Bacteria are not animals - they're unicellular prokaryotes. This is a big exception to an otherwise universal rule. Pretty incredible, actually.
Yes, especially incredible considering the relatively recent false alarm of (10 times as large) Loriciferans from anoxic mud - who turned out to be dead specimens.
There is no rule in biology without exceptions, including this one. (So there are some population genetics laws for equilibrium conditions, but outside of equilibrium ... well, the analogous conditions work as laws in thermodynamics so YMMV.)
1) Myxozoans have been known for quite some time (the taxonomic Class was erected in the 1970s), and it has been known since they were first discovered that they have no mitochondria. Therefore, it has been known since soon after they were first discovered that they are obligate anaerobes.
This would make them unique among Metazoans (i.e., animals). However, Myxozoans are rather odd Metazoans in the first place (in fact, for a long time they were considered protozoans). This is probably due to the the fact that they are obligate parasites (parasites are often very highly derived, and sometimes almost unrecognizable as members of their higher taxonomic groups). For instance, Myxozoans, although Cnidarians, were not recognized as such until about two decades ago.
2) Cellular respiration and "breathing" are two different things. Cellular respiration is when glucose is metabolized. If that metabolization involves oxygen, it is considered aerobic respiration; if it doesn't utilize oxygen, it is considered anaerobic respiration. "Breathing" is the mechanical movement of air in and out of the body. The term can also be used to refer to the movement of oxygenated water over specialized gills. While both cellular respiration and "breathing" are called "respiration" they are NOT the same thing. There are many metazoans that do not breathe (or even have specialized gills). These organisms get their oxygen via simple diffusion over the body wall. In fact, this is true for most (all?) Cnidarians -- the Phylum to which Myxozoans belong. However, ALL living organisms have some sort of cellular respiration; in the case of Myxozoans that respiration is anaerobic.
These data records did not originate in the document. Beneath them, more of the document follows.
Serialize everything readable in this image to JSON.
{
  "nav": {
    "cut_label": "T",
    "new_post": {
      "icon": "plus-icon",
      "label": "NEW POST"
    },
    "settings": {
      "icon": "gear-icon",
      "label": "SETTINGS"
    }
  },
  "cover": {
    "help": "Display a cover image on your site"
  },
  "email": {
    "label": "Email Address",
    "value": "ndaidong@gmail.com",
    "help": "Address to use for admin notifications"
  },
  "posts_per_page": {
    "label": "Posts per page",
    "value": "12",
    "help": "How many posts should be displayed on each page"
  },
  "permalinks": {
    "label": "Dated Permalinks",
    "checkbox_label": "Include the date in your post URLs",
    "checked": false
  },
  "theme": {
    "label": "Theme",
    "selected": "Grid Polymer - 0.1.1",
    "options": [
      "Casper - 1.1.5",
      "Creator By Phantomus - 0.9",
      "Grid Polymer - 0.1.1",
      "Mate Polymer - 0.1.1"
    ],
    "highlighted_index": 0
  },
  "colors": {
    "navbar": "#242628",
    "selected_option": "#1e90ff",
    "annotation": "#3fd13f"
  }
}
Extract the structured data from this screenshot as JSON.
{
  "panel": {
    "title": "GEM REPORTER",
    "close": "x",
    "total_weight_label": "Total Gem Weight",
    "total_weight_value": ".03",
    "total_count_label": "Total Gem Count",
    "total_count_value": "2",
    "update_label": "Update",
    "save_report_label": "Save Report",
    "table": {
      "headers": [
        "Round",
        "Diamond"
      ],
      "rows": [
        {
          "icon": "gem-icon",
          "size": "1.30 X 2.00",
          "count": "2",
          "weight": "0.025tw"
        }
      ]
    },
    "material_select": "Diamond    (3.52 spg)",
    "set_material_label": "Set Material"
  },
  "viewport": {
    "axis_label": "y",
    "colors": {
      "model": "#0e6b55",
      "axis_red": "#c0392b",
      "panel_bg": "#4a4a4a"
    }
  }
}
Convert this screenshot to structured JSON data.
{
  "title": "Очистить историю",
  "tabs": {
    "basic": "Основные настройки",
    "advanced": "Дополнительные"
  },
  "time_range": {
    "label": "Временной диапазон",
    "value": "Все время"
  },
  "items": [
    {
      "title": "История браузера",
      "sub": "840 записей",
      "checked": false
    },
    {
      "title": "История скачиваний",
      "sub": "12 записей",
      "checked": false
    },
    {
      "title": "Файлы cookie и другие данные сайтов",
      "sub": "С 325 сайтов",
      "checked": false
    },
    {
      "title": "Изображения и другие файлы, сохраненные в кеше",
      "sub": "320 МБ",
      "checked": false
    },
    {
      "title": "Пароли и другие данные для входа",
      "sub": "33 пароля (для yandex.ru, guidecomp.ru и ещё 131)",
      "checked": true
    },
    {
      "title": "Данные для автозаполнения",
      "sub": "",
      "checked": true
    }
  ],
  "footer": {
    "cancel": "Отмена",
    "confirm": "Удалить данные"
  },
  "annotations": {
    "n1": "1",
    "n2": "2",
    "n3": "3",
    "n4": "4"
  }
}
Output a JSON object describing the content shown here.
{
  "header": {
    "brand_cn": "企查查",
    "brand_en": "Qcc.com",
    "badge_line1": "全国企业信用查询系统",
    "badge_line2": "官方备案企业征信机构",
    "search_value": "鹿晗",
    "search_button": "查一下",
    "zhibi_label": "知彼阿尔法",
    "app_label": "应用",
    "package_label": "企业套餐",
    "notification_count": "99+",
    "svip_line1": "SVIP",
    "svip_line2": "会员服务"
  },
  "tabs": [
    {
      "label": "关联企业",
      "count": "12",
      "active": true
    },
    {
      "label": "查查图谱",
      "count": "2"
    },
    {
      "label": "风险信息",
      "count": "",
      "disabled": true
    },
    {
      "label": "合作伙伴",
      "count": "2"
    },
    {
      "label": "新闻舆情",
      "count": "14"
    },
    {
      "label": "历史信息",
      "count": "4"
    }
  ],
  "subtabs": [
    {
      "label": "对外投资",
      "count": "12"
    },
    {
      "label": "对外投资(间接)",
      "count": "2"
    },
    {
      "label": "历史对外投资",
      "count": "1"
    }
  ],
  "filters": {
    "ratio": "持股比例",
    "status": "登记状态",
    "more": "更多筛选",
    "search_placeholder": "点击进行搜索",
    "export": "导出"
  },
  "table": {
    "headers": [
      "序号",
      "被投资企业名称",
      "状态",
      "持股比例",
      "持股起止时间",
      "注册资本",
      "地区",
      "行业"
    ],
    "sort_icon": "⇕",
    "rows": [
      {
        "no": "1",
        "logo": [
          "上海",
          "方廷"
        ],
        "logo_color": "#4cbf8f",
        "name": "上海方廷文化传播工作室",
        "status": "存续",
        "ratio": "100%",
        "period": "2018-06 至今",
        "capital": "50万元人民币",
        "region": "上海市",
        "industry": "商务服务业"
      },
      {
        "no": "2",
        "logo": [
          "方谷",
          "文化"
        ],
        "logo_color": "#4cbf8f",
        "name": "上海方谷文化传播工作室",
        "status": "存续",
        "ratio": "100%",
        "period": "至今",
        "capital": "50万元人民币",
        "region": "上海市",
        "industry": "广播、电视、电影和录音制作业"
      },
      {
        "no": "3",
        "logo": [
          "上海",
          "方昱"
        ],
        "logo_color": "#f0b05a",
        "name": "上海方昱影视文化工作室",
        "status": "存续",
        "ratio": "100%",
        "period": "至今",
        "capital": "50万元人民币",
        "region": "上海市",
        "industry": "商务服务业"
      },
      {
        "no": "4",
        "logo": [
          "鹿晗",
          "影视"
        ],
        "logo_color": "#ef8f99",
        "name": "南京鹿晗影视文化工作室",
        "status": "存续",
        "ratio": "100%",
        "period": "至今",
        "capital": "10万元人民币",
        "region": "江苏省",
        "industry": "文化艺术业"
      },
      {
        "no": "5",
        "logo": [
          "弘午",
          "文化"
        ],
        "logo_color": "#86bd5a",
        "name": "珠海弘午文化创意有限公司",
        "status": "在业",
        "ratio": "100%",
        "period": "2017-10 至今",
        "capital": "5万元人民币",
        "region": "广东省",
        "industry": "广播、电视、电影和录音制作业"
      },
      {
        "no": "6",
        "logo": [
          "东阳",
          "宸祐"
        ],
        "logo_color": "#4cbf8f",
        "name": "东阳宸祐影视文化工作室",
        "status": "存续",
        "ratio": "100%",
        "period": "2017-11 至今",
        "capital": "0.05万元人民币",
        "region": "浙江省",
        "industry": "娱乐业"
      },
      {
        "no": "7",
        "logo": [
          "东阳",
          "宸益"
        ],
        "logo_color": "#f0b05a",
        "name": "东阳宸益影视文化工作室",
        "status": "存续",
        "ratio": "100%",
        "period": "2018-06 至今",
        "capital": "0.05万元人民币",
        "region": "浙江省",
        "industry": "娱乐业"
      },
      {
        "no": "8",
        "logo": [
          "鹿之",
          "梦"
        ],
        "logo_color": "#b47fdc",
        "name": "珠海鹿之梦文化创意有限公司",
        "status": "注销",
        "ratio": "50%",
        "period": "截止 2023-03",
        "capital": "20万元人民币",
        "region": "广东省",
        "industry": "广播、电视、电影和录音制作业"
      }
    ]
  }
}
3) The cool finding here is that there are no remnants of mitochondrial genes in the Myxozoan genome. Since the phylogenetic of the Myxozoa indicates that they are derived from Cnidarians, and all other Cnidarians are aerobic, this is a bit puzzling. Normally one would expect there to be some remnants of disused genes, even if their initial deactivation was in the distant past.